• How to complete this task:
Your answer must be every line of the data that holds the string "JSON".

[Data for this task — start]

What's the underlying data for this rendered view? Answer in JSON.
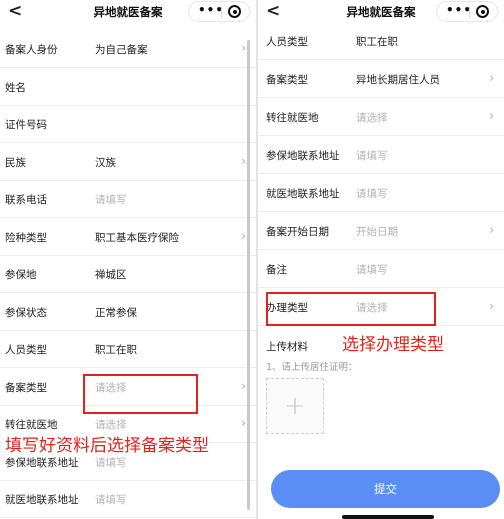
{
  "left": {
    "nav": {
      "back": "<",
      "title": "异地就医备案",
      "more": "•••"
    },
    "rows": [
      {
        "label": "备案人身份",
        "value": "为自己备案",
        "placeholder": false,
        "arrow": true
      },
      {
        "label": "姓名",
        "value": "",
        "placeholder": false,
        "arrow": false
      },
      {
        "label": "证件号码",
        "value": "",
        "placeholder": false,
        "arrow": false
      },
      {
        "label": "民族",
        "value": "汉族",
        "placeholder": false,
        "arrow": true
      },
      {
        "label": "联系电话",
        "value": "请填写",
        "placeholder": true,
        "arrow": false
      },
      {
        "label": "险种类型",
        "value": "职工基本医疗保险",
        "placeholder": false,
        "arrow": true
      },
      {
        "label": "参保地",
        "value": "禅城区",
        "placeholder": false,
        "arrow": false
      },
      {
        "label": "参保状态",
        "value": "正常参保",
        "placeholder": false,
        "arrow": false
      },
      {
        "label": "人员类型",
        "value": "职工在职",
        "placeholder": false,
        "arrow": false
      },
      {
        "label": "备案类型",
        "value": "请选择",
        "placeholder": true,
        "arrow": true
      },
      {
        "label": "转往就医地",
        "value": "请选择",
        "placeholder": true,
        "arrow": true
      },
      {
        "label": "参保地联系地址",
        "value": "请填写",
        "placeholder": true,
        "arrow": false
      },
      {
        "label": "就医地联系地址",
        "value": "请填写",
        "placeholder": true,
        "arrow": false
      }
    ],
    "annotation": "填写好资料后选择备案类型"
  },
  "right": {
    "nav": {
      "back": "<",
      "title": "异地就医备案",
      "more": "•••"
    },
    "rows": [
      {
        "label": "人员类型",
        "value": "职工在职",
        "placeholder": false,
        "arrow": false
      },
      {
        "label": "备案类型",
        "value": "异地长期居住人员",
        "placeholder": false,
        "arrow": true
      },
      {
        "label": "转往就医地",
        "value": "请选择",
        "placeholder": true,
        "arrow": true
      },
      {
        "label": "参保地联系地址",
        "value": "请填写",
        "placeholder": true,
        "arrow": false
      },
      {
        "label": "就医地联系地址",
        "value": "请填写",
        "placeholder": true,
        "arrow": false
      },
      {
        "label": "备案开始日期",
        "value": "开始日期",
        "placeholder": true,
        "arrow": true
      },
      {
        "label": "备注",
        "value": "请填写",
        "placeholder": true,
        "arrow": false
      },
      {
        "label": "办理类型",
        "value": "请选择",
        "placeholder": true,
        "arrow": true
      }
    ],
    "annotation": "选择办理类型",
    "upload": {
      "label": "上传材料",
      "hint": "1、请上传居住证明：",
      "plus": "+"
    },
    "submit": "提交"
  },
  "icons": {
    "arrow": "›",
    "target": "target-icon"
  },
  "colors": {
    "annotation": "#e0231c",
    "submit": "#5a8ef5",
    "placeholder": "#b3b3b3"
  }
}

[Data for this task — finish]
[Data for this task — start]

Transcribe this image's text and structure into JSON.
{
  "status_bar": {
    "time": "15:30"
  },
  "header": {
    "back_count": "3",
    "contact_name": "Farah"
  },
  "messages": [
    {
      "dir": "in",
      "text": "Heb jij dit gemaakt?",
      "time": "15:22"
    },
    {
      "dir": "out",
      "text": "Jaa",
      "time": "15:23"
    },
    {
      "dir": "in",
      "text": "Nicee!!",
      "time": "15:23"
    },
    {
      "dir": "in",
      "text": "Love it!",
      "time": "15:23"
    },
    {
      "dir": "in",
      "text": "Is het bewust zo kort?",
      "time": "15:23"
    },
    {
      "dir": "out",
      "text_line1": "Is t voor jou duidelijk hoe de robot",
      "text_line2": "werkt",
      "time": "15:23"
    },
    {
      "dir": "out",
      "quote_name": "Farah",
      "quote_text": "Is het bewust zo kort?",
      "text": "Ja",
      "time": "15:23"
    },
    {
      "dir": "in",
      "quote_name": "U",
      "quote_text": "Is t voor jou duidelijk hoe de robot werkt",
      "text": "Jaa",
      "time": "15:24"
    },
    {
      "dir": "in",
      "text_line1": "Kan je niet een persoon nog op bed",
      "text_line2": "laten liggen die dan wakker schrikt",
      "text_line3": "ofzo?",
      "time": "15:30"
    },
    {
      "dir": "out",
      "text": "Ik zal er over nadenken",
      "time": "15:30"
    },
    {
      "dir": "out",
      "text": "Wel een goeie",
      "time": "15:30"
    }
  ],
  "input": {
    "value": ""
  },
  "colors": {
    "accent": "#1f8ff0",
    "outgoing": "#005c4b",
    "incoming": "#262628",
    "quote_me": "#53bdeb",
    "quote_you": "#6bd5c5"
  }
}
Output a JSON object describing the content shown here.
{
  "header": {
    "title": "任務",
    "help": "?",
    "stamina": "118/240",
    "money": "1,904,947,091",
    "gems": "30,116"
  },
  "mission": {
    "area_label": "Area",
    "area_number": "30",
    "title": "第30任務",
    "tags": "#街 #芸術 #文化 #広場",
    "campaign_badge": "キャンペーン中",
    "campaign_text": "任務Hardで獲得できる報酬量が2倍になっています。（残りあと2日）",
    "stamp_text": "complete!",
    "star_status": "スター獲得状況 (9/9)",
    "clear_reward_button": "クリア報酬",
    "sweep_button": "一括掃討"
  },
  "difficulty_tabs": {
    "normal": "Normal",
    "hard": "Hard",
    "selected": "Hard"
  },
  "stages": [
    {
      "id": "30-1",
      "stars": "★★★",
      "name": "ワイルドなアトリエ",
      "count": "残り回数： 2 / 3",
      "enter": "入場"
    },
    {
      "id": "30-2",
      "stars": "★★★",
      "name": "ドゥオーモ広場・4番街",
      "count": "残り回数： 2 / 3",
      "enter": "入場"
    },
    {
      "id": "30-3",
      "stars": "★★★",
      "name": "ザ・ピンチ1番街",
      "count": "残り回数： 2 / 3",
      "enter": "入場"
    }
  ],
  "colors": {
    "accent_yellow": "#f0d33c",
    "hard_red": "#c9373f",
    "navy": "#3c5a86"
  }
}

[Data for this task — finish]
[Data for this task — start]

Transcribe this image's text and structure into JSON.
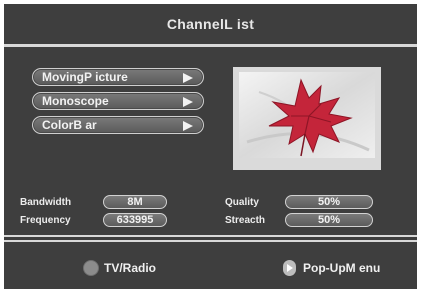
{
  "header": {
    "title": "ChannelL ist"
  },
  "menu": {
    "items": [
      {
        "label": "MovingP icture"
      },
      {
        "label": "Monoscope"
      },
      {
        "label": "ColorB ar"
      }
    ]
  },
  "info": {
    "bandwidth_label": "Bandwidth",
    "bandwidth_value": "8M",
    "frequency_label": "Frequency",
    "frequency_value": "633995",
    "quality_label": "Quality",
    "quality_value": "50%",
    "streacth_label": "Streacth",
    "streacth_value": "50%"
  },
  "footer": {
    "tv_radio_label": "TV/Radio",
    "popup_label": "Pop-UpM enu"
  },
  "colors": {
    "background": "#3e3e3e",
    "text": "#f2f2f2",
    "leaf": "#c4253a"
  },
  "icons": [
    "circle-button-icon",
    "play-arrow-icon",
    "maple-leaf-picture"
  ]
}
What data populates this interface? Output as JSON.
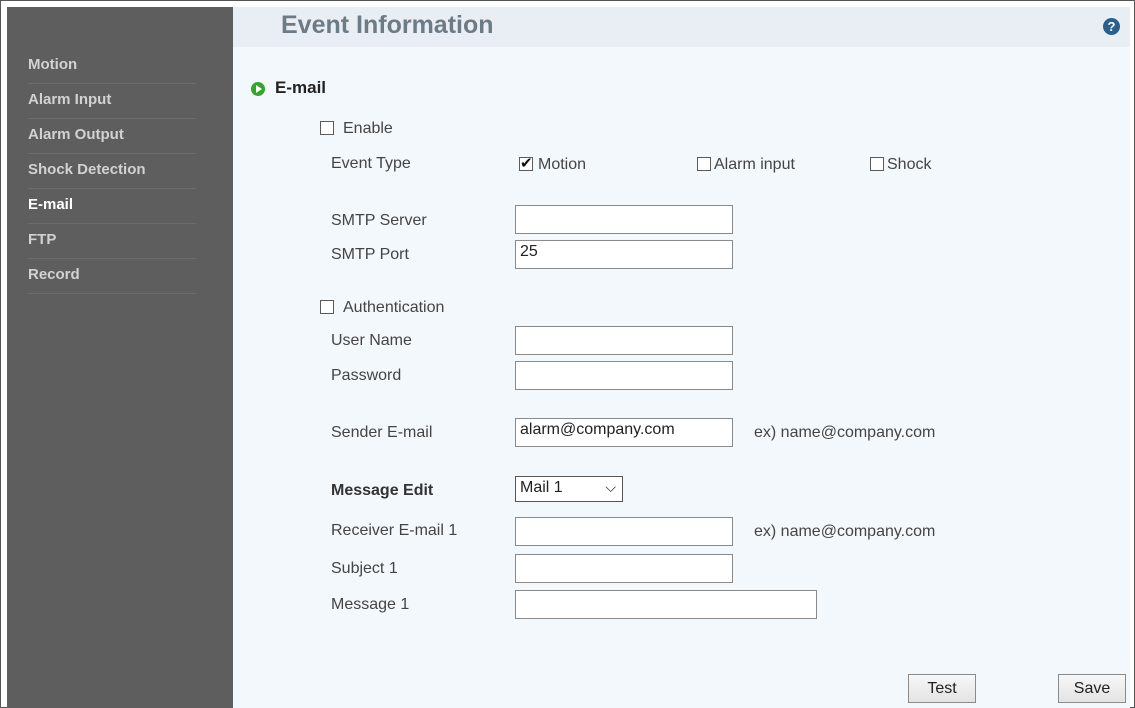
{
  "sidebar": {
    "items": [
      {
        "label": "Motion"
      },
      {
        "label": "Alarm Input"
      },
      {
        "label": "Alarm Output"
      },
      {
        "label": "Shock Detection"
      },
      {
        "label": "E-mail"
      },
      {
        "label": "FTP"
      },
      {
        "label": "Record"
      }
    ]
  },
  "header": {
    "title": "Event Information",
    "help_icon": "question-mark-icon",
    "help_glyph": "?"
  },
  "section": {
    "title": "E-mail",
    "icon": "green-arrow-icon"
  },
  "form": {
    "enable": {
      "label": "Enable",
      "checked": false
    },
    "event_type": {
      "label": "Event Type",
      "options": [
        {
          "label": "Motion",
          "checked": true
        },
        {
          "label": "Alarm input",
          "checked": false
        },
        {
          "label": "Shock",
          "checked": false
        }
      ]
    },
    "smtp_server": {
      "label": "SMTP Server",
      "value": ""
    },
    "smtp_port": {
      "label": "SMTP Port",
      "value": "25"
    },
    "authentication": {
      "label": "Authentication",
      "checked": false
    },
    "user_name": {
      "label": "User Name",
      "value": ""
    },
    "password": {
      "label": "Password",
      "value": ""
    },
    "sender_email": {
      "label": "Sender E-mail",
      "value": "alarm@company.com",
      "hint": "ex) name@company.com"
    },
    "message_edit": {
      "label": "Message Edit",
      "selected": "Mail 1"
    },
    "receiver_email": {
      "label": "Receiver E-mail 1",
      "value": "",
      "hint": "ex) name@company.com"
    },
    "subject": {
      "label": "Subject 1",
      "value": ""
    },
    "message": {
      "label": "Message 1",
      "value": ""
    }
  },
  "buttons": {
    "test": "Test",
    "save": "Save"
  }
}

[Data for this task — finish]

• Solution:
What's the underlying data for this rendered view? Answer in JSON.
Transcribe this image's text and structure into JSON.
Output a JSON object describing the content shown here.
Transcribe this image's text and structure into JSON.
What data populates this interface? Output as JSON.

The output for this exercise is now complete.